=== Extracted records ===

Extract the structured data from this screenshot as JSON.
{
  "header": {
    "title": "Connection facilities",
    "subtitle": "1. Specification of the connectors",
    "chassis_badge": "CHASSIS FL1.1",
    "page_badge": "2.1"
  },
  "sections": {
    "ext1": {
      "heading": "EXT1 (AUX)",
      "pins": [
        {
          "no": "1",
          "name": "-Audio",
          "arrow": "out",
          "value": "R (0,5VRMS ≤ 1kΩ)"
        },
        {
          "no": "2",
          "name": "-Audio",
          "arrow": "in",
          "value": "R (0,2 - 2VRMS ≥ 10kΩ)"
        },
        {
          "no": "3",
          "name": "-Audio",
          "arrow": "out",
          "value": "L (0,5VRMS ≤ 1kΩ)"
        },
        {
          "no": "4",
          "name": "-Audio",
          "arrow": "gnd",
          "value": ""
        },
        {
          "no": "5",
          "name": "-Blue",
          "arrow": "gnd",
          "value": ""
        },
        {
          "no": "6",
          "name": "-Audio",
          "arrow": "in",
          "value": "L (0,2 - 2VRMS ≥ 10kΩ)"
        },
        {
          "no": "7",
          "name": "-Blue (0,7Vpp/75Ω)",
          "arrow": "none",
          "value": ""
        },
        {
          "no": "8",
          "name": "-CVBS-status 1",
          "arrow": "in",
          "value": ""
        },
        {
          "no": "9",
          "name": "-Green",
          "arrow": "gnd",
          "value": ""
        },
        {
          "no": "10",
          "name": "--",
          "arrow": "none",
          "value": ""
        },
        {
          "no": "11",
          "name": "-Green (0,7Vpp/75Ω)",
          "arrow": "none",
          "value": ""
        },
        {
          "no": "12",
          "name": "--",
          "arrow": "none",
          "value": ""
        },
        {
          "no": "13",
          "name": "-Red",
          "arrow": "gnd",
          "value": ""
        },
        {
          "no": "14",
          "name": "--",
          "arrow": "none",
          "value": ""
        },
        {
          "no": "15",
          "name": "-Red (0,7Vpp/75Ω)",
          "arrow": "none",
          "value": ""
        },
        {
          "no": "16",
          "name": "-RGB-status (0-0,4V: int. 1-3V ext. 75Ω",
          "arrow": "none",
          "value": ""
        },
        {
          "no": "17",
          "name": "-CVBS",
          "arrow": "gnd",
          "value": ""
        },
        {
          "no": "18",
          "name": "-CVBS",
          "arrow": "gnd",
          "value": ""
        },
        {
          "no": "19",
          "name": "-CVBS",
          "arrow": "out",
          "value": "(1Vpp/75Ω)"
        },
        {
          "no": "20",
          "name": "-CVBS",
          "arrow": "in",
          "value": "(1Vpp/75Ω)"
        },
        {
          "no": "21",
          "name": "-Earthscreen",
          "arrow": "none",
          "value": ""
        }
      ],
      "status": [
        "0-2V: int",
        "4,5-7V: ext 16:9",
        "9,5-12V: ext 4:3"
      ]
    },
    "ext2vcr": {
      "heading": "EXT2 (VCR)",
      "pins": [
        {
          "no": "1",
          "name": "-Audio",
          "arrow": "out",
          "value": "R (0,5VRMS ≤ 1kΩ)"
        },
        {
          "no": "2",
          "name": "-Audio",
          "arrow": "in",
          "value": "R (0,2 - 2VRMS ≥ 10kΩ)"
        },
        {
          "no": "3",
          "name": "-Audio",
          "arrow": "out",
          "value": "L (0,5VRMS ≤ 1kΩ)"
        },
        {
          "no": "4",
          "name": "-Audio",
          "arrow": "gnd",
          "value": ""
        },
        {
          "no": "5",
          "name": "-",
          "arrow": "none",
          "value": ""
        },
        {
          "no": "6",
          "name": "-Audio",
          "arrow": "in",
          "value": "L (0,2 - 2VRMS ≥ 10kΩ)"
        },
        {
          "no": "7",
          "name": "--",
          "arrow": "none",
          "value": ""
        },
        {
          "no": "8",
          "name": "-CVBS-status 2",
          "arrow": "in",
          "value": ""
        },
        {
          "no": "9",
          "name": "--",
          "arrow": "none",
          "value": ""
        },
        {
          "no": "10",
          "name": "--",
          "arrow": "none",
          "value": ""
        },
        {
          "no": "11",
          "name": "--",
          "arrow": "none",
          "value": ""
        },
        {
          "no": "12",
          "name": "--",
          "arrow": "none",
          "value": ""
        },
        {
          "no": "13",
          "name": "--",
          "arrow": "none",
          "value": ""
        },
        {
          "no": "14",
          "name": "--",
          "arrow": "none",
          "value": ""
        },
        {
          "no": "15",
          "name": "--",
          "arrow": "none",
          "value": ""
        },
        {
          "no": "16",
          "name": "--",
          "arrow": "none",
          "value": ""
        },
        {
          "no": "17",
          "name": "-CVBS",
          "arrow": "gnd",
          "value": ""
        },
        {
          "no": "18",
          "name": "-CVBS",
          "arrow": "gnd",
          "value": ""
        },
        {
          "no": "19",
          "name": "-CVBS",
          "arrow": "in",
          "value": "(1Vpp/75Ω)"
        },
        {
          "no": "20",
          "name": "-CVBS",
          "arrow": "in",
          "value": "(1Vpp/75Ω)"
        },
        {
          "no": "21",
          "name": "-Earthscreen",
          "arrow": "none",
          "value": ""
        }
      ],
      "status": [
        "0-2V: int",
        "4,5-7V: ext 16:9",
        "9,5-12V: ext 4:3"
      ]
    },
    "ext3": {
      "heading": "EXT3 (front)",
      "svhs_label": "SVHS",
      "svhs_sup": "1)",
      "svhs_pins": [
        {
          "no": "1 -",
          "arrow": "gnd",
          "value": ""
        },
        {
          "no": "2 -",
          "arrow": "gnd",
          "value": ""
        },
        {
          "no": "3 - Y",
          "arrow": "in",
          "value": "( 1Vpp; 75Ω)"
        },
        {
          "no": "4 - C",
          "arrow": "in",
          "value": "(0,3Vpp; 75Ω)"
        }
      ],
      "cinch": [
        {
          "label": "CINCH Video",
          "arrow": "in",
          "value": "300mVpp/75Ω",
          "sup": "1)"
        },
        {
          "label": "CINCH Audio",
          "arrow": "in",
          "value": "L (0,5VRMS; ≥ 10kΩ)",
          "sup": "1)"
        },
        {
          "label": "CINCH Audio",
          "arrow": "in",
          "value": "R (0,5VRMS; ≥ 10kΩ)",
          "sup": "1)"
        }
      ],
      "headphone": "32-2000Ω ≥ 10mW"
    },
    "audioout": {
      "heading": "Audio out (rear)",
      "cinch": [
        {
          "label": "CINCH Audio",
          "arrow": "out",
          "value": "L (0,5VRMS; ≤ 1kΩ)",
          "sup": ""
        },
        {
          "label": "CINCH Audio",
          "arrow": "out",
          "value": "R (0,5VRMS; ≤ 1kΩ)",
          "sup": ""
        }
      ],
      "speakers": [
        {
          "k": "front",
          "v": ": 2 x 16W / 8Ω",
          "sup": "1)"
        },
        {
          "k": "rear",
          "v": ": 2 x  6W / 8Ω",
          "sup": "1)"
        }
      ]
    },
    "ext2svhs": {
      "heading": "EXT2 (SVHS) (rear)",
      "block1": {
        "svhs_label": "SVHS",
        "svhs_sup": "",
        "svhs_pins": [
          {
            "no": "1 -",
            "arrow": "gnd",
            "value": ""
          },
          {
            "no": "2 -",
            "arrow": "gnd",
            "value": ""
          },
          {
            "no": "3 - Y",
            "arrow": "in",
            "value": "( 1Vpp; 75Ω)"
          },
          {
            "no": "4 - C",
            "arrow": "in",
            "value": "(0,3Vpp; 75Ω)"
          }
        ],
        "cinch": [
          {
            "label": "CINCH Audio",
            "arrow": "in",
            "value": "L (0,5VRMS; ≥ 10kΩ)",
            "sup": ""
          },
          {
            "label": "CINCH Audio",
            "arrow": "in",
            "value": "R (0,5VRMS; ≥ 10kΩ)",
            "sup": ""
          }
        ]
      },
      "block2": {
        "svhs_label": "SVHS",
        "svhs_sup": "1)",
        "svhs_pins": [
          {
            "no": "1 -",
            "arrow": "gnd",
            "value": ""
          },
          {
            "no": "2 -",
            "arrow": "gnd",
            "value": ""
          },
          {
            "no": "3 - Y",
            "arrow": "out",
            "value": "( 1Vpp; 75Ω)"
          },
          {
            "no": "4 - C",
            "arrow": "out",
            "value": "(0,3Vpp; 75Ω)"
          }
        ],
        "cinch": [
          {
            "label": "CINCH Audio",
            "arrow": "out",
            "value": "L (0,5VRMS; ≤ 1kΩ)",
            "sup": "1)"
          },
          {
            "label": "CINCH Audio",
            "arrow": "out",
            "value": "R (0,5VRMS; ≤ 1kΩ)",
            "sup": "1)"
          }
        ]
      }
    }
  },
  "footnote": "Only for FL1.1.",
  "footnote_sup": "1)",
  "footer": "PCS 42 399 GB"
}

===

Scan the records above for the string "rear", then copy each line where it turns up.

Written response »
      "heading": "Audio out (rear)",
          "k": "rear",
      "heading": "EXT2 (SVHS) (rear)",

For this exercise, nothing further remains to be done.